Visual subtext presents images juxtaposed with characters that reflect thoughts, but more so imply or suggest emotional states of being. Costume, scene, time and setting play a large part of the subtext surrounding characters before they ever say a word. Visual subtext does most of the heavy lifting for themes in stories as I will explain with an in depth look at the film – THE GIRL WITH THE DRAGON TATTOO.
Film clip – GIRL WITH THE DRAGON TATTOO. One of the primary visual themes deals with the discrepancy between the way the charactersSubtext part 2 (and settings) appear to the world. And how they present themselves and the way they actually are.
Lisbest Salander has a very distinct appearance not just her tattoos and clothes but her personality. Every aspect of her nature speaks to something beneath the surface – a story within. She’s terse and laconic in that she uses very few words to express a volume of content and emotion.
She appears isolated and withdrawn to the point that people underestimate her potential when in fact she’s quite bright, competent and capable. If she had one issue in a word it would probably be contempt. For what? – sooo many reasons, her need would be trust, set in the form of a question – who can I trust, looking to trust, – have a need, desire and hope to trust so she can build the other things in life she hopes to create based on that need.
Take a moment to think about this in your own story and life. Listen to what your characters say. Try to listen for the meaning behind the words you find in conversations with people. Is there an issue unrelated to the topic they have brought to you? Is there a need left unspoken they cannot express?
Clark’s background in dealing with troubled youths and the psychology of imagery in storytelling gives him an insight into how we, and or our characters deal with trauma through subtext and imagery. He also talks about interviewing our characters when we’re stuck in a scene. Here’s a snippet of Clark’s class –
Get Your Writing Published: May 6, 2017
Social Media Training for Authors SITE CURRENTLY UNDER CONSTRUCTION
Feature Screenplay, TV Screenplay, Short Screenplay, Novel, Stage Play, Short Story, Poem, Film, Festival and Contest Reviews
Book Reviewer, Avid Reader and Bookworm.

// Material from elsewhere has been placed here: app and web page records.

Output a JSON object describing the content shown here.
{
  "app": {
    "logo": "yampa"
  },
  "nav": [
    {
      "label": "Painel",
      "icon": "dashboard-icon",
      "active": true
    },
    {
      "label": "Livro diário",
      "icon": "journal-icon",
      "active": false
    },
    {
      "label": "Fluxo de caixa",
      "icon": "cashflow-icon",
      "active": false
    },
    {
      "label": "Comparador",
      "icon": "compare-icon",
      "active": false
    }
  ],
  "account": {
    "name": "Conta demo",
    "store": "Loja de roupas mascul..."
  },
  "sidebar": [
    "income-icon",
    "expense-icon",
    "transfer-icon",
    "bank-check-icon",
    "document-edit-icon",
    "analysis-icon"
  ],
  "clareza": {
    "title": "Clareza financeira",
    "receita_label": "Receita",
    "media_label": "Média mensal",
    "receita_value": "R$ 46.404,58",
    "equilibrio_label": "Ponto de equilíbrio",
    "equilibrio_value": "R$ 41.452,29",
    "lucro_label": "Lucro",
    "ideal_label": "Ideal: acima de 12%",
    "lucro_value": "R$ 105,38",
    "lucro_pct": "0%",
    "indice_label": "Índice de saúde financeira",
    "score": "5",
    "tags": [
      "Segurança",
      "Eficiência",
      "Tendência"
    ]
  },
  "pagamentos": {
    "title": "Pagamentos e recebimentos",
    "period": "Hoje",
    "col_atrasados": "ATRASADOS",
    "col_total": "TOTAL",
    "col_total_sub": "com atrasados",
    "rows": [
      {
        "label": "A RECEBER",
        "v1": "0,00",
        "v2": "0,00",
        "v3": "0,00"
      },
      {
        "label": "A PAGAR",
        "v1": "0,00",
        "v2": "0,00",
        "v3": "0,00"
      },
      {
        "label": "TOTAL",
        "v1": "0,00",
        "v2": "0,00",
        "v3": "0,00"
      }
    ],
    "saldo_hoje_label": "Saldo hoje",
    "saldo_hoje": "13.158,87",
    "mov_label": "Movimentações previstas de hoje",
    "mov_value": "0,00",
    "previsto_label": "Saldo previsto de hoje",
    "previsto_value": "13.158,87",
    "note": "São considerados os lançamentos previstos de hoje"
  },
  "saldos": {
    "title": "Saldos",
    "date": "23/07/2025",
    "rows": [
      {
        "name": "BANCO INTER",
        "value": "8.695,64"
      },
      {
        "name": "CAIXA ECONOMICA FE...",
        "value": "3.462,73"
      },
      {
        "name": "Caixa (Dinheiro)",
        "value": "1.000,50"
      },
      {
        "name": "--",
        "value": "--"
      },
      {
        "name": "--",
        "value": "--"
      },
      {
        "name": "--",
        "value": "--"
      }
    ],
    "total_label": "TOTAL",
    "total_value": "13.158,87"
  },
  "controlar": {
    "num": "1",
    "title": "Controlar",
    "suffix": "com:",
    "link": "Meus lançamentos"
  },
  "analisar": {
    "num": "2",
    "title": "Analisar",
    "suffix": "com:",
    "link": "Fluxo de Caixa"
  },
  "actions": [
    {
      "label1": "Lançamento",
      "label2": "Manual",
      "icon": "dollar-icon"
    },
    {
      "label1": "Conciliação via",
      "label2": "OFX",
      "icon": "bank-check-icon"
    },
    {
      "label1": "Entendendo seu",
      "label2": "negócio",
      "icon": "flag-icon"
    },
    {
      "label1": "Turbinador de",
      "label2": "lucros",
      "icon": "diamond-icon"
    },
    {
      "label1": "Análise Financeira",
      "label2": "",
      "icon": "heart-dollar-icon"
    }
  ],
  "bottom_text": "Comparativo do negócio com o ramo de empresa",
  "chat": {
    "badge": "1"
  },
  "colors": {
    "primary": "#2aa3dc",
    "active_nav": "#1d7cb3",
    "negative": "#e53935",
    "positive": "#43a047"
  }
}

Campaigning to link more readers to writers. People do not forget books that touch them or excite them—they recommend them.
~ connecting through story ~
Sharing writing tips, information, and advice.
(re)Living History, with occasional attempts at humor and the rare pot-luck subject. Sorry, it's BYOB. All I have is Hamm's.
Walking the Oregon Coast on a Pilgrimmage for Prayer
The 24 hours Writing Hotspot and Hang Out
The Ridges of Intertextuallity
Let's Get Digital